Of course, there’s no sportier American vehicle than the ubiquitous Jeep Wrangler. Boasting a massive 9.7 inches of ground clearance, this is the machine for triathletes who like to venture off where the road ends. While the trail-capable Jeep may not look like a gas efficient vehicle, today’s version still has a “just-OK” 17 city/ 25 highway highway mileage stat with a long-range gas tank of 17.5 gallons. But of course, you don’t get a Wrangler for the fuel savings—you get it for the adventure. The Jeep Wrangler is one of the most accessorized vehicles ever produced and there’s a veritable industry producing everything from auxiliary lights to bike racks to showers to baskets—basically anything you could ever want to store, organize, and then clean off all of your multisport workout gear.
Starting at $67,500, rivian.com
If you haven’t heard of the world’s first electric pickup truck—yes, the one with the trend-setting headlights—then check it out.
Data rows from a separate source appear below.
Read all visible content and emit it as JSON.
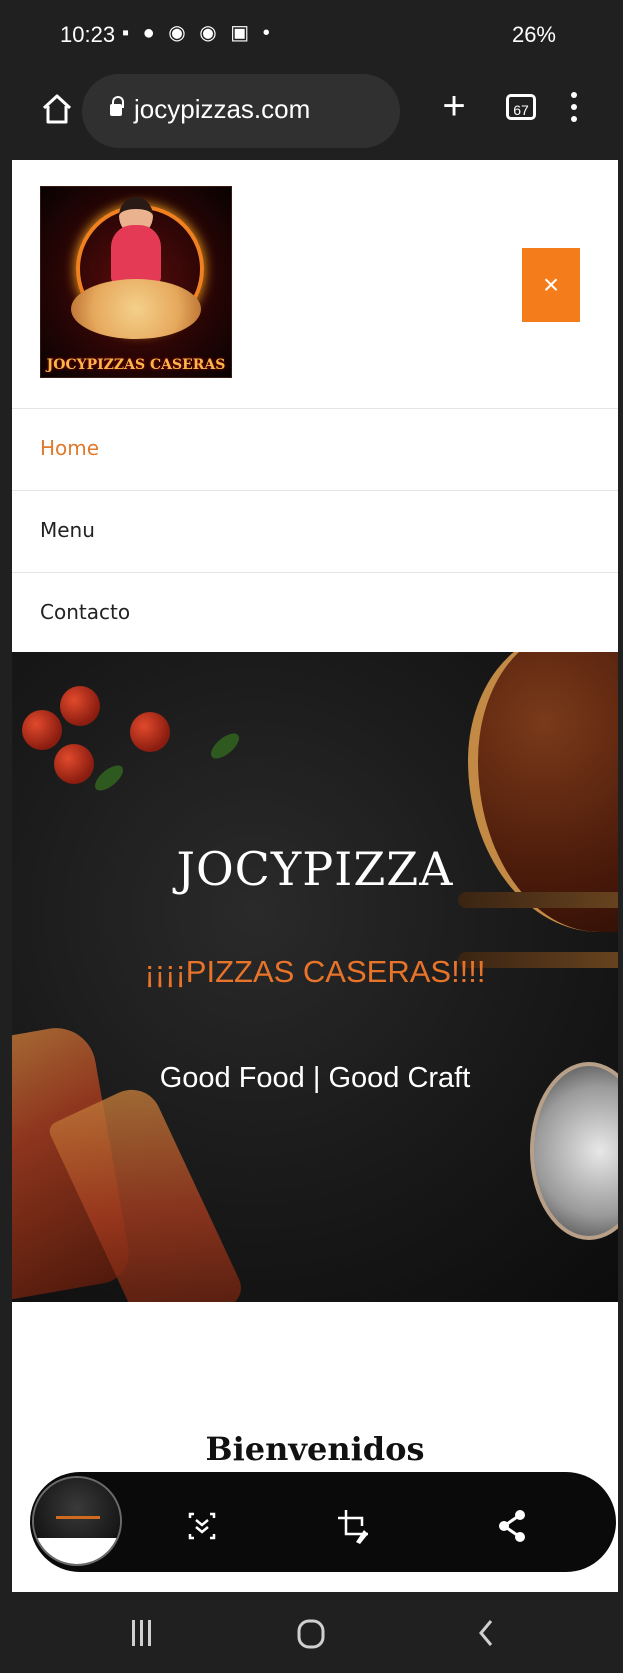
{
  "status_bar": {
    "time": "10:23",
    "battery": "26%",
    "battery_level_percent": 26
  },
  "browser": {
    "url": "jocypizzas.com",
    "tab_count": "67"
  },
  "site": {
    "logo_caption": "JOCYPIZZAS CASERAS",
    "close_label": "×",
    "nav": [
      {
        "label": "Home",
        "active": true
      },
      {
        "label": "Menu",
        "active": false
      },
      {
        "label": "Contacto",
        "active": false
      }
    ],
    "hero": {
      "title": "JOCYPIZZA",
      "subtitle": "¡¡¡¡PIZZAS CASERAS!!!!",
      "tagline": "Good Food | Good Craft"
    },
    "welcome_title": "Bienvenidos"
  },
  "colors": {
    "accent": "#f47c1a",
    "nav_active": "#e07a2c",
    "hero_subtitle": "#e8742a"
  },
  "icons": {
    "scroll_capture": "scroll-capture-icon",
    "crop_edit": "crop-edit-icon",
    "share": "share-icon"
  }
}
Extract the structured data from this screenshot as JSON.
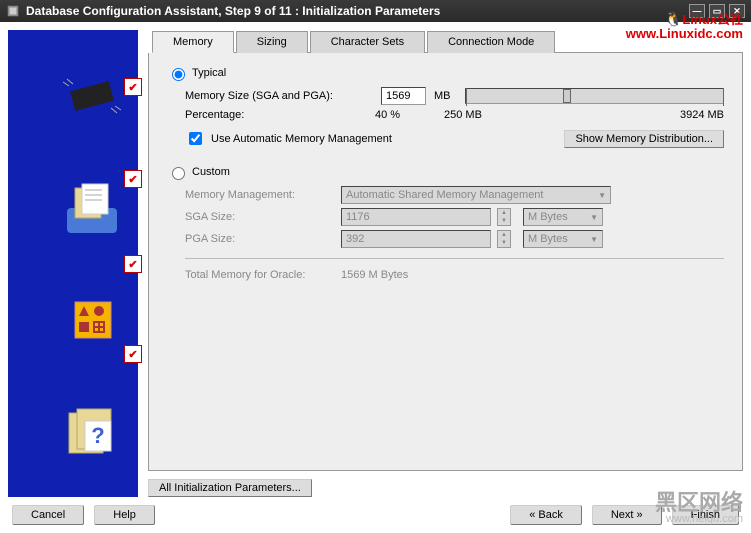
{
  "window": {
    "title": "Database Configuration Assistant, Step 9 of 11 : Initialization Parameters"
  },
  "watermark_top": {
    "line1": "Linux公社",
    "line2": "www.Linuxidc.com"
  },
  "watermark_bottom": {
    "line1": "黑区网络",
    "line2": "www.heiqu.com"
  },
  "tabs": {
    "memory": "Memory",
    "sizing": "Sizing",
    "charsets": "Character Sets",
    "connmode": "Connection Mode"
  },
  "memory": {
    "typical_label": "Typical",
    "mem_size_label": "Memory Size (SGA and PGA):",
    "mem_size_value": "1569",
    "mem_size_unit": "MB",
    "percentage_label": "Percentage:",
    "percentage_value": "40 %",
    "scale_min": "250 MB",
    "scale_max": "3924 MB",
    "use_auto_label": "Use Automatic Memory Management",
    "show_dist_label": "Show Memory Distribution...",
    "custom_label": "Custom",
    "mem_mgmt_label": "Memory Management:",
    "mem_mgmt_value": "Automatic Shared Memory Management",
    "sga_label": "SGA Size:",
    "sga_value": "1176",
    "sga_unit": "M Bytes",
    "pga_label": "PGA Size:",
    "pga_value": "392",
    "pga_unit": "M Bytes",
    "total_label": "Total Memory for Oracle:",
    "total_value": "1569 M Bytes"
  },
  "all_params_label": "All Initialization Parameters...",
  "footer": {
    "cancel": "Cancel",
    "help": "Help",
    "back": "Back",
    "next": "Next",
    "finish": "Finish"
  }
}
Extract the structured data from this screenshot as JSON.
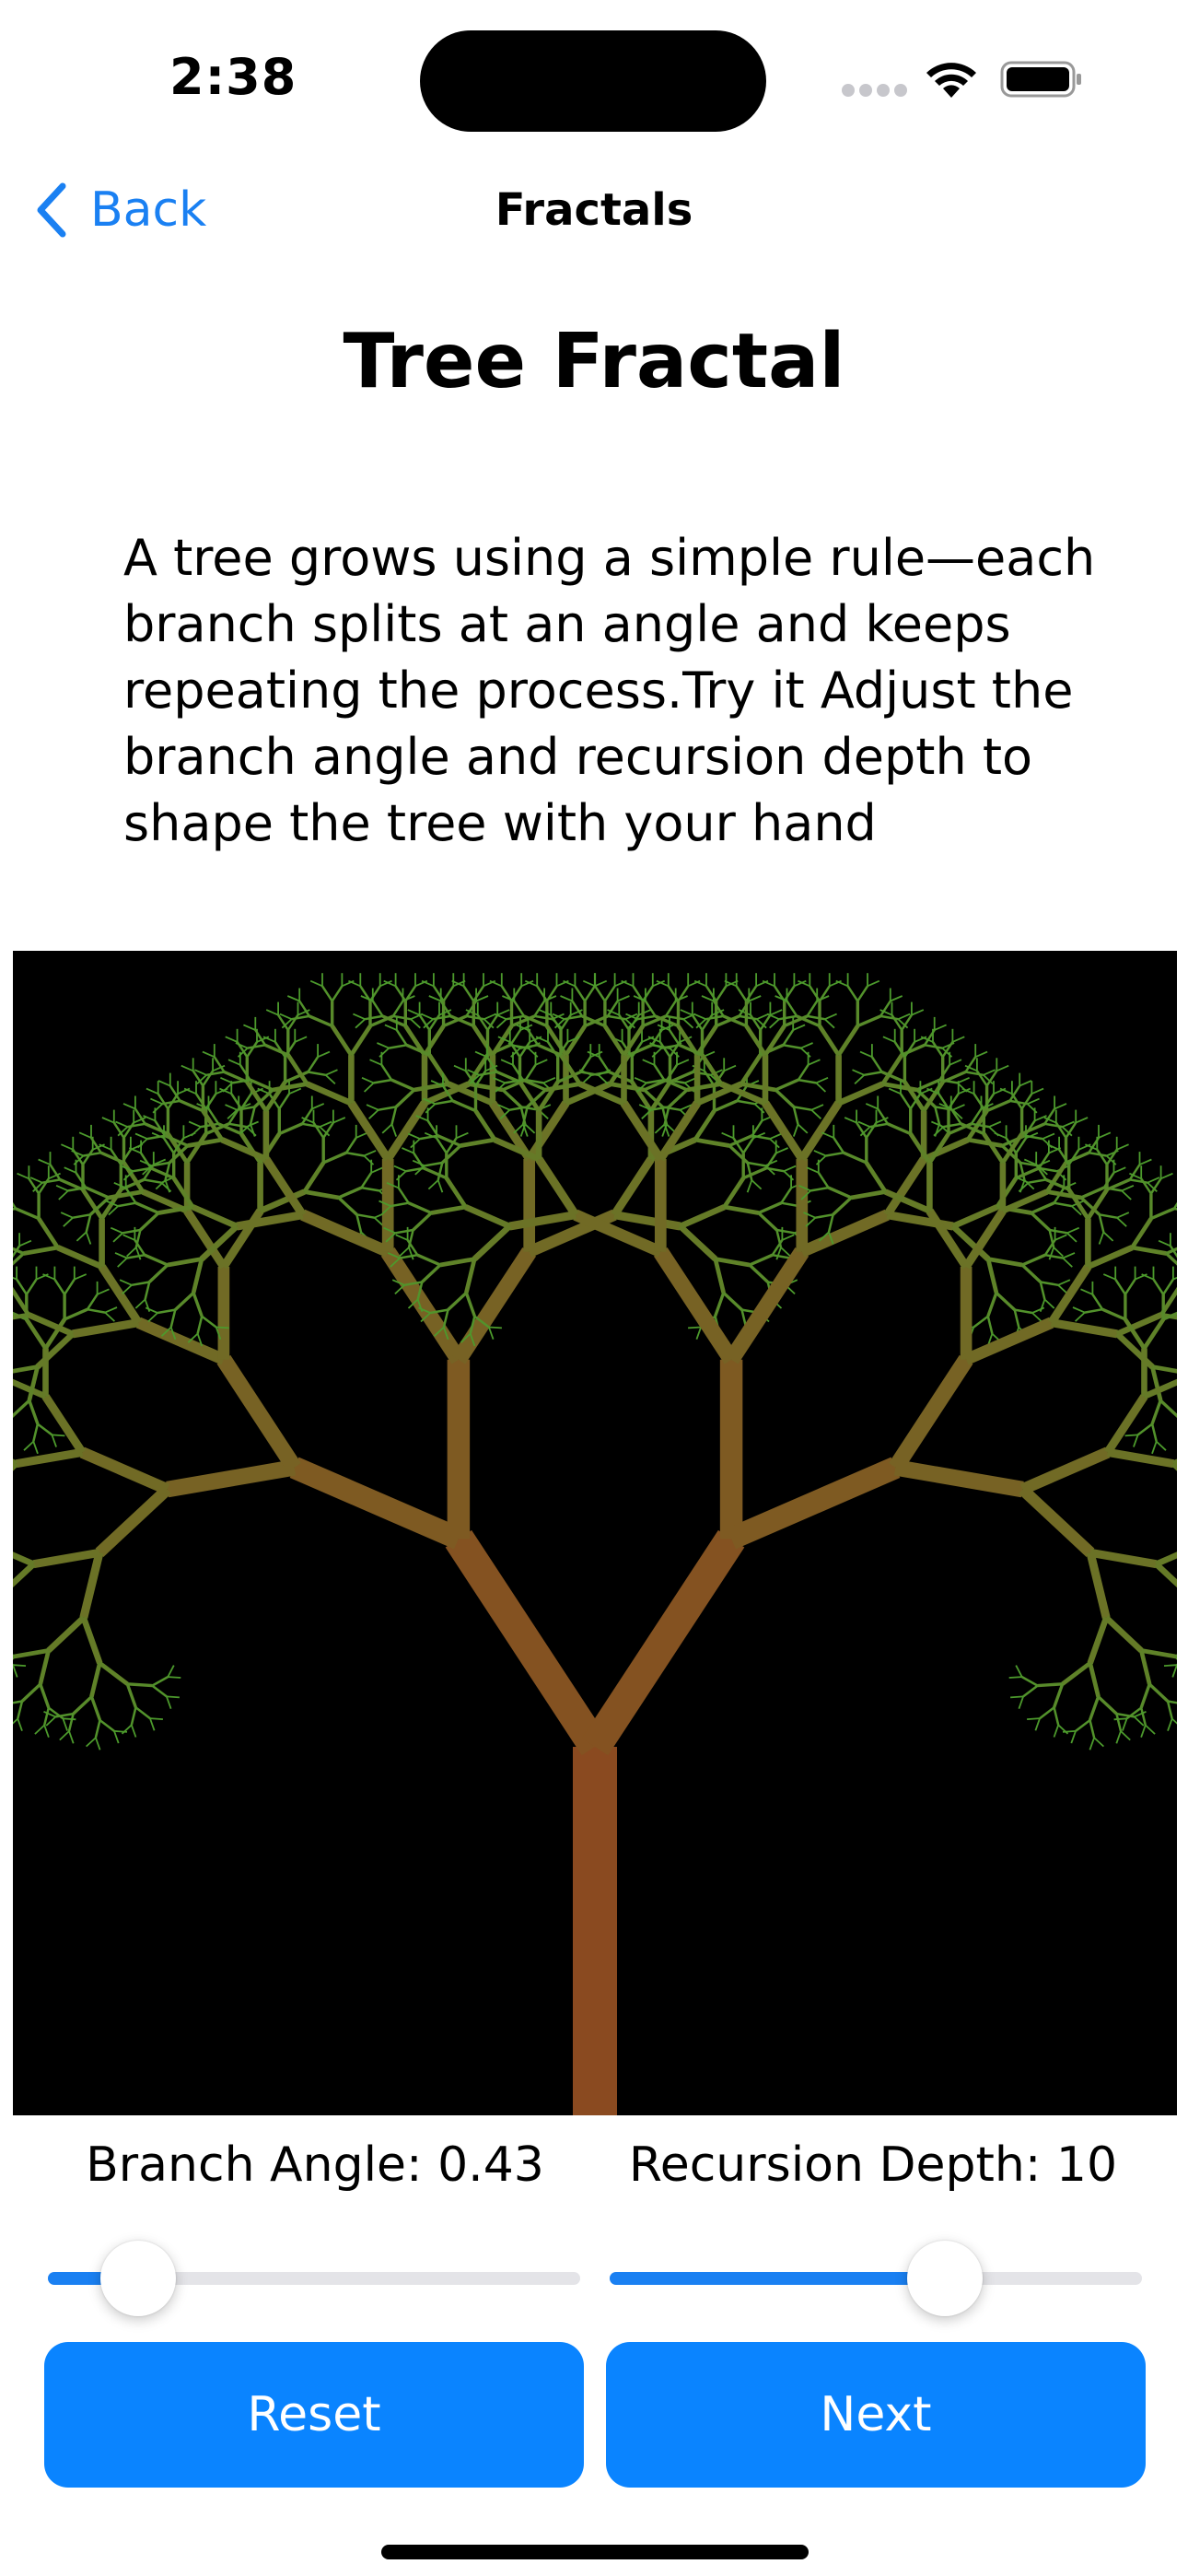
{
  "status_bar": {
    "time": "2:38"
  },
  "nav": {
    "back_label": "Back",
    "title": "Fractals"
  },
  "page": {
    "title": "Tree Fractal",
    "description": "A tree grows using a simple rule—each branch splits at an angle and keeps repeating the process.Try it Adjust the branch angle and recursion depth to shape the tree with your hand"
  },
  "controls": {
    "angle_label": "Branch Angle: 0.43",
    "depth_label": "Recursion Depth: 10",
    "angle_fraction": 0.17,
    "depth_fraction": 0.63,
    "reset_label": "Reset",
    "next_label": "Next"
  },
  "fractal": {
    "angle": 0.43,
    "depth": 10,
    "trunk_color": "#8a4a20",
    "leaf_color": "#4c9a2c",
    "background": "#000000"
  },
  "colors": {
    "accent": "#0a84ff",
    "link": "#1a80f2"
  }
}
If any vehicle ever screamed “triathlete!” the Rivian R1T has the insane storage, offroad capabilities, ridiculous mileage, and gear-head cred that the top of the multisport heap requires. Though it’s pricey, the R1T goes from 0-60mph in a race-car-fast 3 seconds, tows 11,000 pounds (yep, that’d be enough for a race-week camping trailer), and somehow wades into water at a depth of 3 feet. In terms of more practical stats, the Rivian tucks away 62 cu. ft. of storage between the bed, front trunk, rear storage bin, under-seat compartments, center console, and “gear tunnel”—which is just as awesome as it sounds. The Rivian is electric, but it also has a pretty impressive 300+ mi. range between full charges. Of course the Rivian can get even more impressive with upgraded packages that include things like a four-motor AWD, tow hooks, upgraded battery, and audio. Reserve yours now.